_PROBLEM TO SOLVE_:
Please copy out all lines of the entries that contain the word "Name".

_EXERCISE INPUT_:
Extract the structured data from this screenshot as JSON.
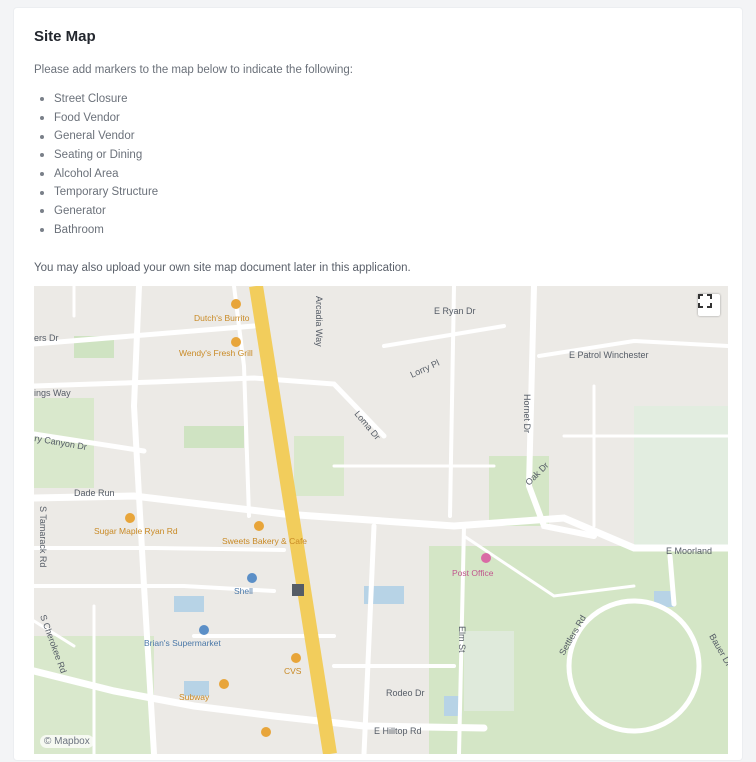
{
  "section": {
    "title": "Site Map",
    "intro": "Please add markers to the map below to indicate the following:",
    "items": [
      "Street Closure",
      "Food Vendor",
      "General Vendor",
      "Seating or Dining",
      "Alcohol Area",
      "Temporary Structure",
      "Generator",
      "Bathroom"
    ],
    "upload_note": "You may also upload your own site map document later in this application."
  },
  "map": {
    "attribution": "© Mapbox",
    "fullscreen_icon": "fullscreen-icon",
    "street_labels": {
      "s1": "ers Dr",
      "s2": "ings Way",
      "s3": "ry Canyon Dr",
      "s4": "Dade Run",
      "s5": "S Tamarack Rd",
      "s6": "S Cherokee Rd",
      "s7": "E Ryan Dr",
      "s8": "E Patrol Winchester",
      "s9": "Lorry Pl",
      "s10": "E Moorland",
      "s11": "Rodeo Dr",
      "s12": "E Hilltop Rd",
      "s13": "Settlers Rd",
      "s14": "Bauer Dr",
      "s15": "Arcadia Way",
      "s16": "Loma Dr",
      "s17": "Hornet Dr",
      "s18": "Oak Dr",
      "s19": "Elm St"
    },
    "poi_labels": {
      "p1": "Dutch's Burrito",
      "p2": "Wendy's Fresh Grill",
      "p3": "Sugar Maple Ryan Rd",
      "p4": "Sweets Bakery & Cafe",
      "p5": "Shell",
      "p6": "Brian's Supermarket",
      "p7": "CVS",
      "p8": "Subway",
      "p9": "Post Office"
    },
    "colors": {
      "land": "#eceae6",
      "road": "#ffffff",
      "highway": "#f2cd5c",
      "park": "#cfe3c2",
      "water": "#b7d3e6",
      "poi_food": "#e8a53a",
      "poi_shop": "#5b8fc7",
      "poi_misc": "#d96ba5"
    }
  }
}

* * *

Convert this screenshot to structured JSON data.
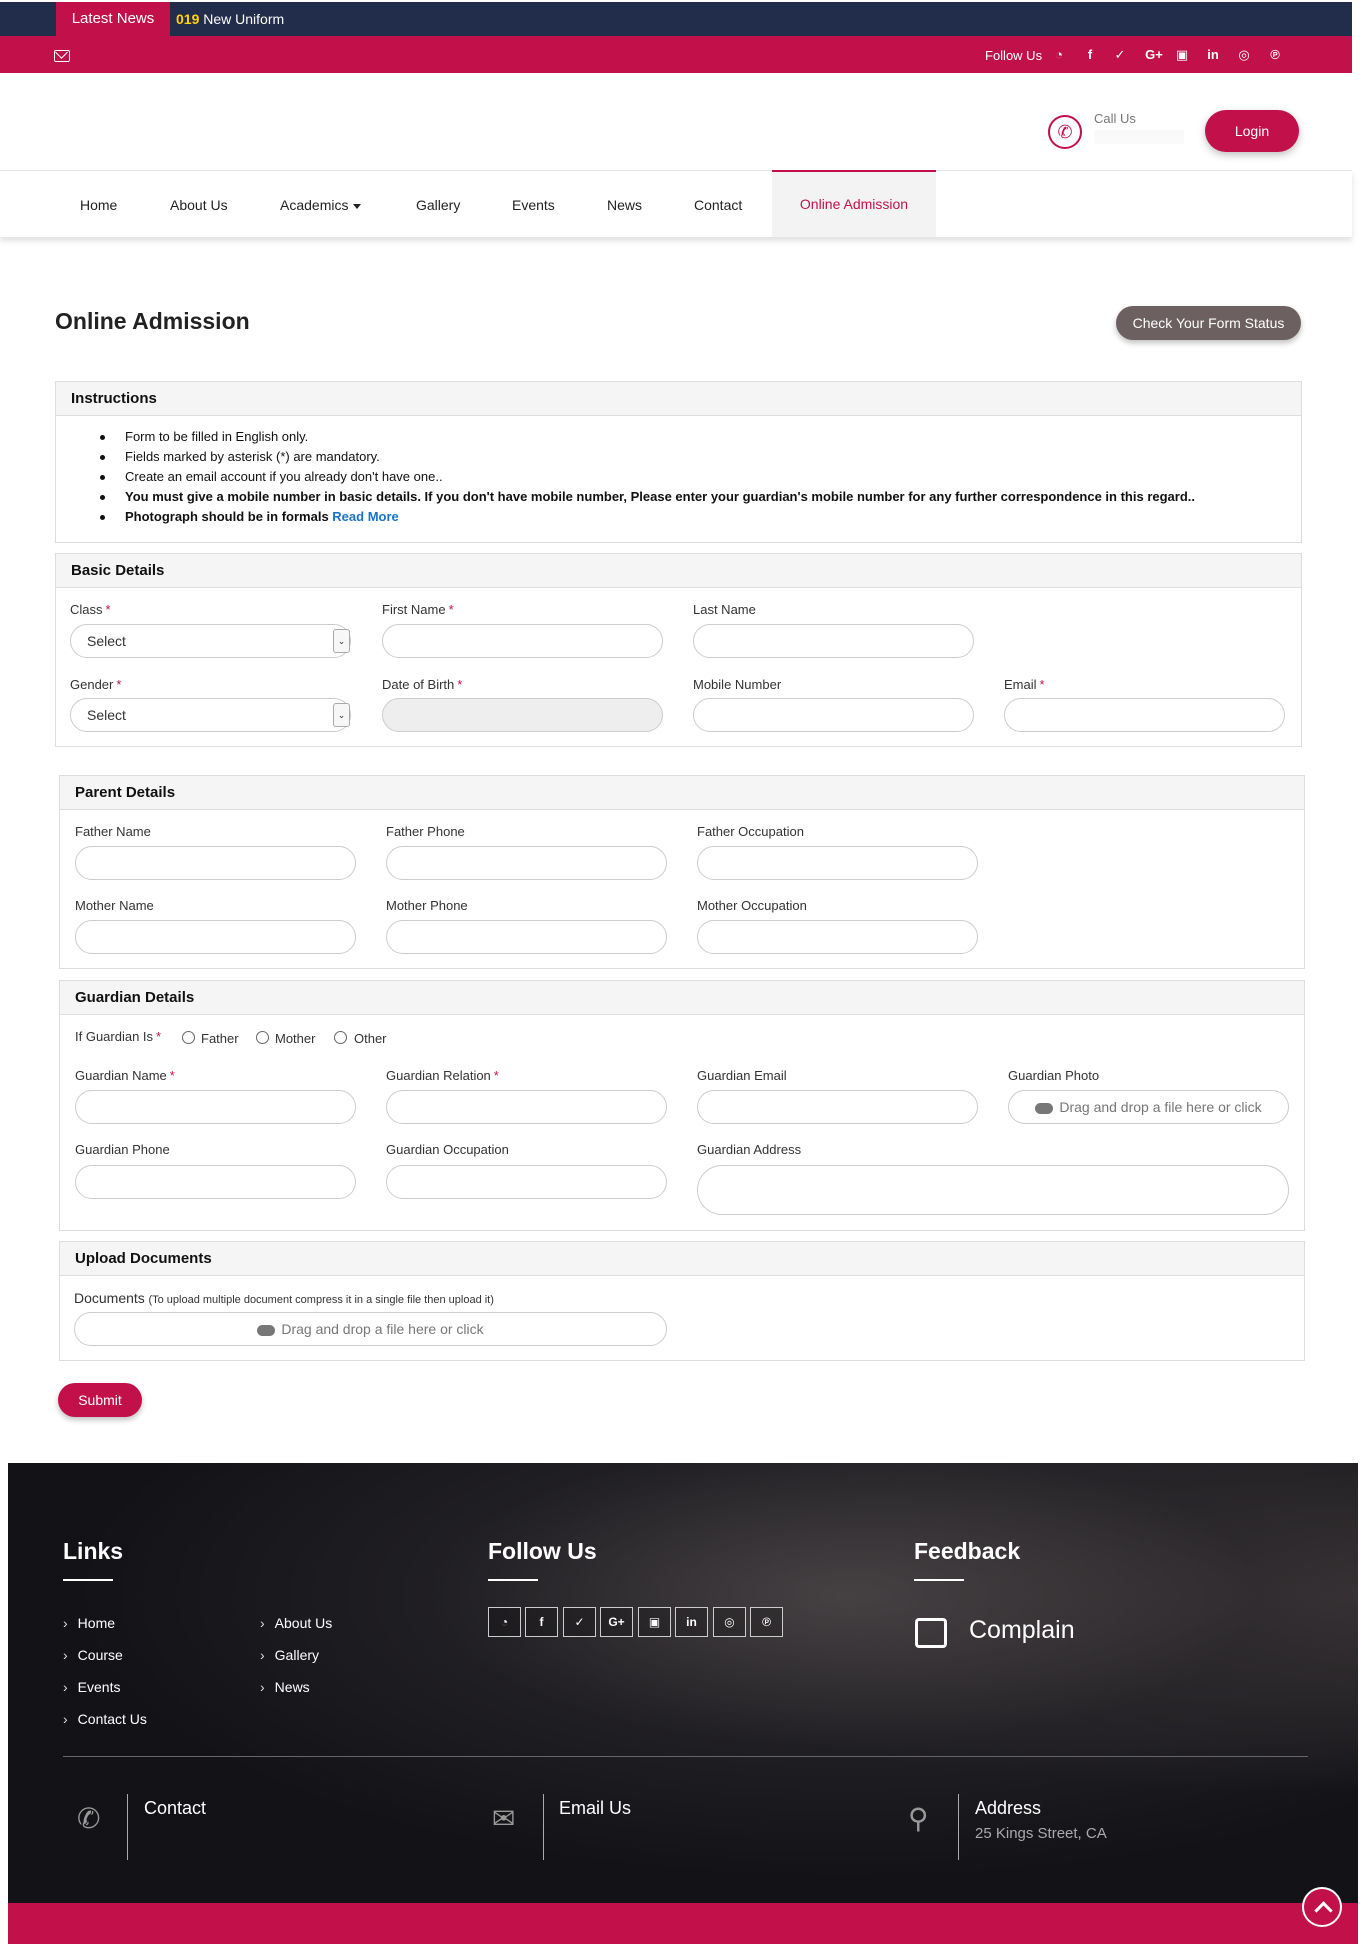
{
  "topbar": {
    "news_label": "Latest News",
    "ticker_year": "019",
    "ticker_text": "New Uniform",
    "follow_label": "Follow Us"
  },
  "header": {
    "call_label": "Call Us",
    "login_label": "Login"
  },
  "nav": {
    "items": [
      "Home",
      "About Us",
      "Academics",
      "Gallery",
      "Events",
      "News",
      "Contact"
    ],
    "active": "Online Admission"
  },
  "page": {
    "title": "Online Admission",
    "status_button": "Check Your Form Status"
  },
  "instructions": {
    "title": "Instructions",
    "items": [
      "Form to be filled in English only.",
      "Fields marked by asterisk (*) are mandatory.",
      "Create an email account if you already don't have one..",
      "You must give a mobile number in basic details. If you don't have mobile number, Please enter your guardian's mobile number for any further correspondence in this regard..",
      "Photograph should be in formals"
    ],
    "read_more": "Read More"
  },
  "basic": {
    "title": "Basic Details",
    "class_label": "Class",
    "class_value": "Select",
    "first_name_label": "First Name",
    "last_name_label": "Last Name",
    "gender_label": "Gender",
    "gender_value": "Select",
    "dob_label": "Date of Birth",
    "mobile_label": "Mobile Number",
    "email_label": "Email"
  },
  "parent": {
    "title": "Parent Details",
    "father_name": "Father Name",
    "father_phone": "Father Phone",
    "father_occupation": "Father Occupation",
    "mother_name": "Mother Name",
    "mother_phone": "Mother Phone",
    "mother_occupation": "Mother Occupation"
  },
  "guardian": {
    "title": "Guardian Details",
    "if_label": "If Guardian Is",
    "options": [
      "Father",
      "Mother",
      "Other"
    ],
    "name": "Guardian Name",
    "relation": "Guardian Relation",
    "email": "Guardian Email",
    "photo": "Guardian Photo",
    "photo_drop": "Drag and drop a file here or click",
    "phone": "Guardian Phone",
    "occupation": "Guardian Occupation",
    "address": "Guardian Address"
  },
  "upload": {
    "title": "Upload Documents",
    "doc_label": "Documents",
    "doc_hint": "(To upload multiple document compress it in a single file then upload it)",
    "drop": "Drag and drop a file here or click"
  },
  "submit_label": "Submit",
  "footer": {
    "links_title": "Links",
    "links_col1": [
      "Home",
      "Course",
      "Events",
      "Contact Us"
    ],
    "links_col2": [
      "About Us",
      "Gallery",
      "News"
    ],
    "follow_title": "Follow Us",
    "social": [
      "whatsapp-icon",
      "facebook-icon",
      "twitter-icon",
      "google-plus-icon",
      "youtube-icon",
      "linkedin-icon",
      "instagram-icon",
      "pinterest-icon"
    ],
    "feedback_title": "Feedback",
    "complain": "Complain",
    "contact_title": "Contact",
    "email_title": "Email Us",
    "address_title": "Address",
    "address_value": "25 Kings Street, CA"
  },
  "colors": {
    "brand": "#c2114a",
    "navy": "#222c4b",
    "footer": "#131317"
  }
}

_SOLUTION TO THIS EXERCISE_:
    "first_name_label": "First Name",
    "last_name_label": "Last Name",
    "father_name": "Father Name",
    "mother_name": "Mother Name",
    "name": "Guardian Name",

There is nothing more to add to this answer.